- Jose, Jose, Jose! Reyes looks like the player he was in 2006. In May he posted an OPS of .913. Most encouraging was his OBP of .390. The Mets will be just fine if Reyes can keep getting on base at that clip. He’s projected to OPS .827 with 20 HRs, 75 RBI and 109 runs scored, and that’s factoring in his abysmal April. Welcome back Jose.
- Beltran’s heating up. As we’ve mentioned before, Beltran is an extremely streaky hitter. Even in 2006 when he cracked 41 homeruns, he went through fire-cracker hot stretches that were balanced out by relatively cooler phases. The 2008 campaign started out as poorly as possible for Beltran at the plate, but I’ll put my money on him breaking out in a big way in June. He followed up his HR Saturday with a go-ahead two-run shot on Sunday night.
- Don’t believe me on all this lovey-dovey goodness because I’m some kind of Mets homer? Well, why don’t we check in with our good friends at Baseball Prospectus and look at their PECOTA projections as of today. Despite the Mets being in 4th place in the East and 3.5 games back of first, PECOTA still gives them a better chance to win the division than the Phillies. And Braves. And Marlins. Combined! Don’t kill the messenger Philly Phreaks. In fact, PECOTA has the Mets as the second most likely NL team to reach the playoffs behind only the Cubs, and one of only two 90+ win teams (also with the Cubs). By the way, take some time to peruse those numbers for both leagues, it’s really some interesting stuff.
- Willie finally is getting a clue how to use the bullpen. I think (fingers crossed). As we called for last month, Willie has left his relievers in longer when they pitch an effective inning, thus reducing the possibility that he uses a pitcher who just doesn’t have it that night. In a nebulous way, Willie seems to have come to trust Duaner Sanchez again as his 8th inning guy, although, again, this is somewhat subject to change any given night. Willie also seems to have realized that Scott Schoeneweis is his most reliable lefty reliever. Yes, I’ve long been a Pedro Feliciano fan, but he hasn’t been as good as his numbers suggest this year. I still feel relatively comfortable when he comes in, but not nearly as much as Schoe. The only problem has been – ta da! – Aaron Heilman. It’s really reached the end of the line here. Heilman needs to be sent down soon unless he totally turns things around. There’s been talk of converting him to a starter among the press, but the Mets braintrust is too stubborn to try that. Either way, he’s hurting the parent club, and the team has enough internal options to round out the pen (Carlos Muniz and Eddie Kunz specifically) and absorb sending Heilman down to work out the kinks.

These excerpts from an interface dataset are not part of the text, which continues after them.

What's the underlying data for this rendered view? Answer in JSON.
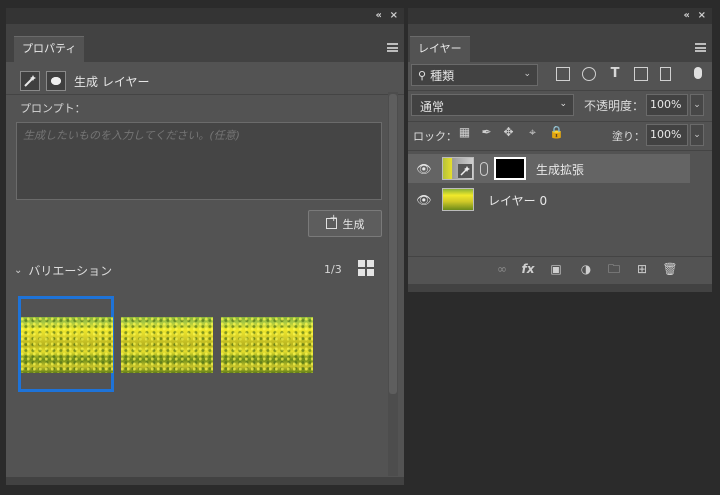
{
  "properties_panel": {
    "tab_label": "プロパティ",
    "collapse_glyph": "«",
    "close_glyph": "×",
    "header_title": "生成 レイヤー",
    "prompt_label": "プロンプト：",
    "prompt_placeholder": "生成したいものを入力してください。(任意)",
    "generate_button": "生成",
    "variations_label": "バリエーション",
    "variations_count": "1/3",
    "selected_variation": 1
  },
  "layers_panel": {
    "tab_label": "レイヤー",
    "collapse_glyph": "«",
    "close_glyph": "×",
    "filter_kind": "種類",
    "blend_mode": "通常",
    "opacity_label": "不透明度：",
    "opacity_value": "100%",
    "lock_label": "ロック：",
    "fill_label": "塗り：",
    "fill_value": "100%",
    "layers": [
      {
        "name": "生成拡張",
        "visible": true,
        "selected": true,
        "has_mask": true
      },
      {
        "name": "レイヤー 0",
        "visible": true,
        "selected": false,
        "has_mask": false
      }
    ],
    "footer_icons": [
      "link-icon",
      "fx-icon",
      "add-mask-icon",
      "adjustment-icon",
      "folder-icon",
      "new-layer-icon",
      "trash-icon"
    ]
  },
  "colors": {
    "panel_bg": "#535353",
    "accent_selection": "#1e73d8",
    "app_bg": "#2b2b2b"
  }
}
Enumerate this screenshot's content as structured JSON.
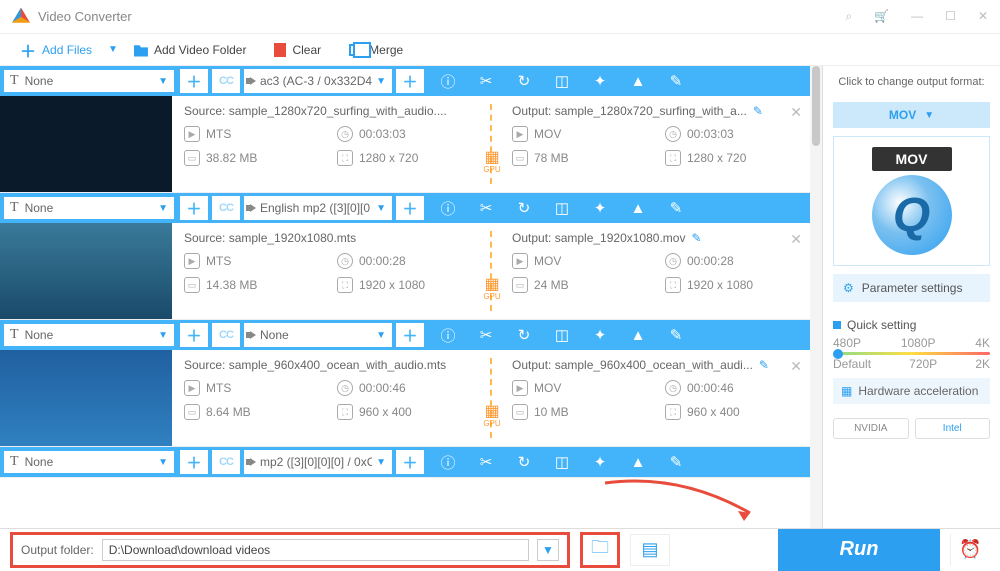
{
  "app": {
    "title": "Video Converter"
  },
  "toolbar": {
    "add": "Add Files",
    "folder": "Add Video Folder",
    "clear": "Clear",
    "merge": "Merge"
  },
  "items": [
    {
      "subtitle": "None",
      "audio": "ac3 (AC-3 / 0x332D4",
      "source": "Source: sample_1280x720_surfing_with_audio....",
      "src_fmt": "MTS",
      "src_dur": "00:03:03",
      "src_size": "38.82 MB",
      "src_res": "1280 x 720",
      "output": "Output: sample_1280x720_surfing_with_a...",
      "out_fmt": "MOV",
      "out_dur": "00:03:03",
      "out_size": "78 MB",
      "out_res": "1280 x 720",
      "gpu": "GPU"
    },
    {
      "subtitle": "None",
      "audio": "English mp2 ([3][0][0",
      "source": "Source: sample_1920x1080.mts",
      "src_fmt": "MTS",
      "src_dur": "00:00:28",
      "src_size": "14.38 MB",
      "src_res": "1920 x 1080",
      "output": "Output: sample_1920x1080.mov",
      "out_fmt": "MOV",
      "out_dur": "00:00:28",
      "out_size": "24 MB",
      "out_res": "1920 x 1080",
      "gpu": "GPU"
    },
    {
      "subtitle": "None",
      "audio": "None",
      "source": "Source: sample_960x400_ocean_with_audio.mts",
      "src_fmt": "MTS",
      "src_dur": "00:00:46",
      "src_size": "8.64 MB",
      "src_res": "960 x 400",
      "output": "Output: sample_960x400_ocean_with_audi...",
      "out_fmt": "MOV",
      "out_dur": "00:00:46",
      "out_size": "10 MB",
      "out_res": "960 x 400",
      "gpu": "GPU"
    },
    {
      "subtitle": "None",
      "audio": " mp2 ([3][0][0][0] / 0xC"
    }
  ],
  "right": {
    "label": "Click to change output format:",
    "format": "MOV",
    "badge": "MOV",
    "param": "Parameter settings",
    "quick": "Quick setting",
    "ticks_top": [
      "480P",
      "1080P",
      "4K"
    ],
    "ticks_bottom": [
      "Default",
      "720P",
      "2K"
    ],
    "hw": "Hardware acceleration",
    "nvidia": "NVIDIA",
    "intel": "Intel"
  },
  "footer": {
    "label": "Output folder:",
    "path": "D:\\Download\\download videos",
    "run": "Run"
  }
}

- Ryan Church went 3-4 with a HR and double in his first start after that scary collision in Atlanta. I’m still curious to see how he responds to the cross-country flight (something that greatly added to his struggles after flying to Denver from Atlanta) before my fears are completely assuaged, but last night was a very encouraging sign.
The main question (besides Heilman) surrounding the Mets right now is what happens with Claudio Vargas and Mike Pelfrey when Pedro comes back. The popular logic is that Pelfrey is likely better suited to moving to the bullpen because Vargas pitches to contact much more. However, Pelfrey has been bounced around and tinkered with during his entire Mets career. I’d much rather see them leave Big Pelf alone for more than two months and convert Vargas to the pen. He’d only be the long guy, so he wouldn’t come in with men on base late in the game. And he can pitch effectively for four innings or so with his stuff, so why not move a minor league FA pickup instead of the last highly touted starter you have in your organization? Color me curious.
Before we close up shop, we’d also be remiss if we didn’t mention our amusement at seeing Luis Castillo homer twice in one week. I would’ve put good money down he wouldn’t homer more than once all season. This is why we love baseball.